37. Suze Orman
Suze Orman‘s honest, transparent, no-nonsense approach to money makes her a popular fixture on CNBC (where she hosts her own show), on the web and in print, where she’s published 10 books designed specifically for different financial needs. Start with “The Laws of Money,” “The 9 Steps,” “The Courage to be Rich” and “The Road to Wealth.”
38. Dave Ramsey
Dave Ramsey is dedicated to helping people get out of debt as one of the top financial experts today. Famous for his invaluable seven “baby steps” for transforming debt into wealth, Ramsey is a best-selling finance author, too. “EntreLeadership,” “The Money Answer Book” and “Smart Money, Smart Kids” are all good choices, but “The Total Money Makeover” is the must-have book on your personal finance shelf.
39. Jeff Rose
With a blog and book both titled “Soldier of Finance,” certified financial planner Jeff Rose blends his military and money backgrounds to help people build a more disciplined approach to making and managing their earnings, and investing for the future.
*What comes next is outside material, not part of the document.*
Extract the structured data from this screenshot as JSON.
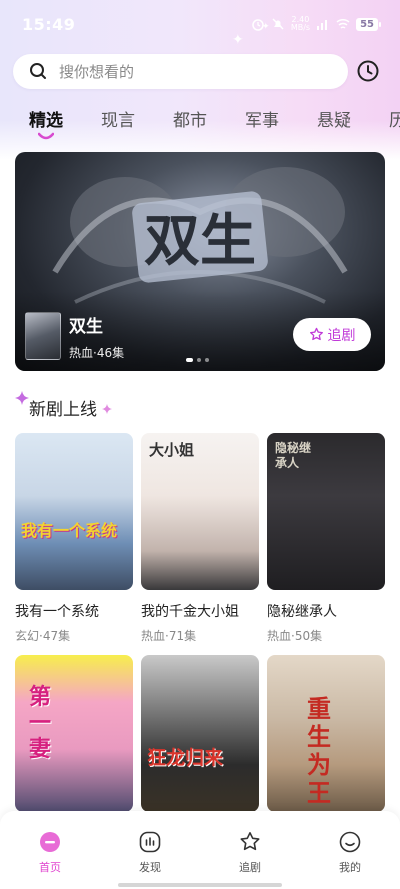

Rose is also the founder of the Good Financial Cents blog, a great complement to the valuable advice contained in the pages of his book.
40. Farnoosh Torabi
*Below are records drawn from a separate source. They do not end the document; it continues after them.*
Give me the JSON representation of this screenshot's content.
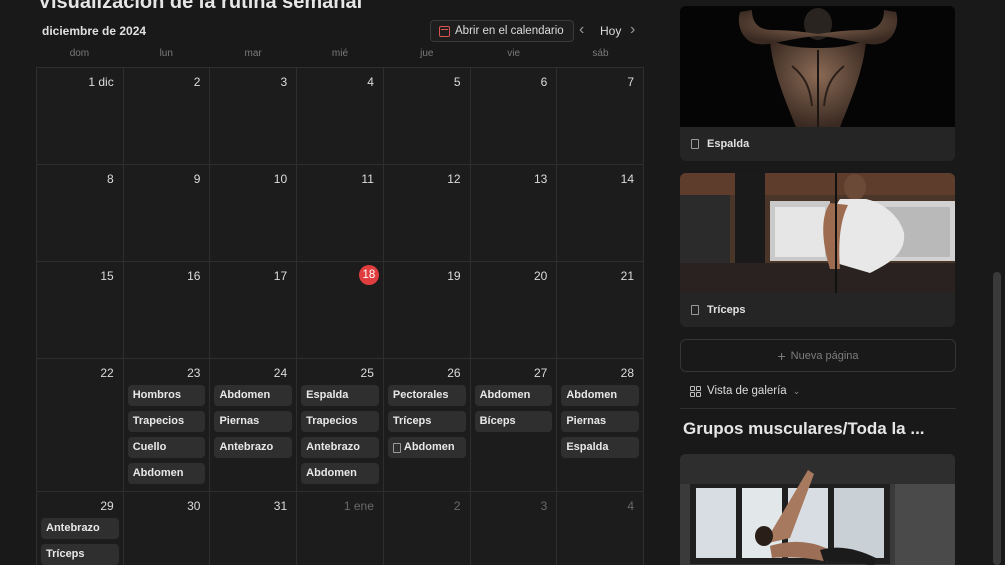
{
  "page": {
    "title": "Visualización de la rutina semanal"
  },
  "calendar": {
    "month": "diciembre de 2024",
    "open_button": "Abrir en el calendario",
    "today_button": "Hoy",
    "weekdays": [
      "dom",
      "lun",
      "mar",
      "mié",
      "jue",
      "vie",
      "sáb"
    ],
    "weeks": [
      [
        {
          "n": "1 dic"
        },
        {
          "n": "2"
        },
        {
          "n": "3"
        },
        {
          "n": "4"
        },
        {
          "n": "5"
        },
        {
          "n": "6"
        },
        {
          "n": "7"
        }
      ],
      [
        {
          "n": "8"
        },
        {
          "n": "9"
        },
        {
          "n": "10"
        },
        {
          "n": "11"
        },
        {
          "n": "12"
        },
        {
          "n": "13"
        },
        {
          "n": "14"
        }
      ],
      [
        {
          "n": "15"
        },
        {
          "n": "16"
        },
        {
          "n": "17"
        },
        {
          "n": "18",
          "today": true
        },
        {
          "n": "19"
        },
        {
          "n": "20"
        },
        {
          "n": "21"
        }
      ],
      [
        {
          "n": "22"
        },
        {
          "n": "23",
          "events": [
            "Hombros",
            "Trapecios",
            "Cuello",
            "Abdomen"
          ]
        },
        {
          "n": "24",
          "events": [
            "Abdomen",
            "Piernas",
            "Antebrazo"
          ]
        },
        {
          "n": "25",
          "events": [
            "Espalda",
            "Trapecios",
            "Antebrazo",
            "Abdomen"
          ]
        },
        {
          "n": "26",
          "events": [
            "Pectorales",
            "Tríceps",
            "Abdomen"
          ],
          "doc_event": 2
        },
        {
          "n": "27",
          "events": [
            "Abdomen",
            "Bíceps"
          ]
        },
        {
          "n": "28",
          "events": [
            "Abdomen",
            "Piernas",
            "Espalda"
          ]
        }
      ],
      [
        {
          "n": "29",
          "events": [
            "Antebrazo",
            "Tríceps"
          ]
        },
        {
          "n": "30"
        },
        {
          "n": "31"
        },
        {
          "n": "1 ene",
          "muted": true
        },
        {
          "n": "2",
          "muted": true
        },
        {
          "n": "3",
          "muted": true
        },
        {
          "n": "4",
          "muted": true
        }
      ]
    ]
  },
  "gallery": {
    "cards": [
      {
        "title": "Espalda",
        "icon": "page-icon"
      },
      {
        "title": "Tríceps",
        "icon": "page-icon"
      }
    ],
    "new_page": "Nueva página",
    "view_label": "Vista de galería",
    "section_title": "Grupos musculares/Toda la ..."
  },
  "colors": {
    "background": "#191919",
    "accent_today": "#e03e3e",
    "event_bg": "#2f2f2f"
  }
}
Readers turn to Farnoosh Torabi, personal finance expert, author and host of the podcast “So Money,” because she covers a wide number of financial topics that anyone from students to families, retirees and businesses can apply to their daily lives. With a bibliography of best-sellers like “You’re So Money” and “Psych Yourself Rich,” Torabi’s latest release, “When She Makes More,” suggests 10 rules for women who earn the most in their households.
41. Jeff Yeager
GOBankingRates contributor Jeff Yeager may have earned the nickname “Ultimate Cheapskate,” but his financial wisdom is priceless. Humorous and informative, Yeager’s personal take on living below your means and coming out ahead financially can be found in his three books: “The Ultimate Cheapskate’s Road Map to True Riches,” “The Cheapskate Next Door” and “Don’t Throw that Away!” — all essential titles for the frugal person looking to live better on less.
Becoming More Financially Literate
Now that it’s Financial Literacy Month, and you’ve got a list of the essential people and resources to start getting educated, ask yourself: How financially smart are you really? By reading more personal finance blogs, listening to money-smart podcasts and budgeting better with the help of apps and other technology, you’re well on your way to becoming more financially literate.
Paul Sisolak contributed to the reporting for this article.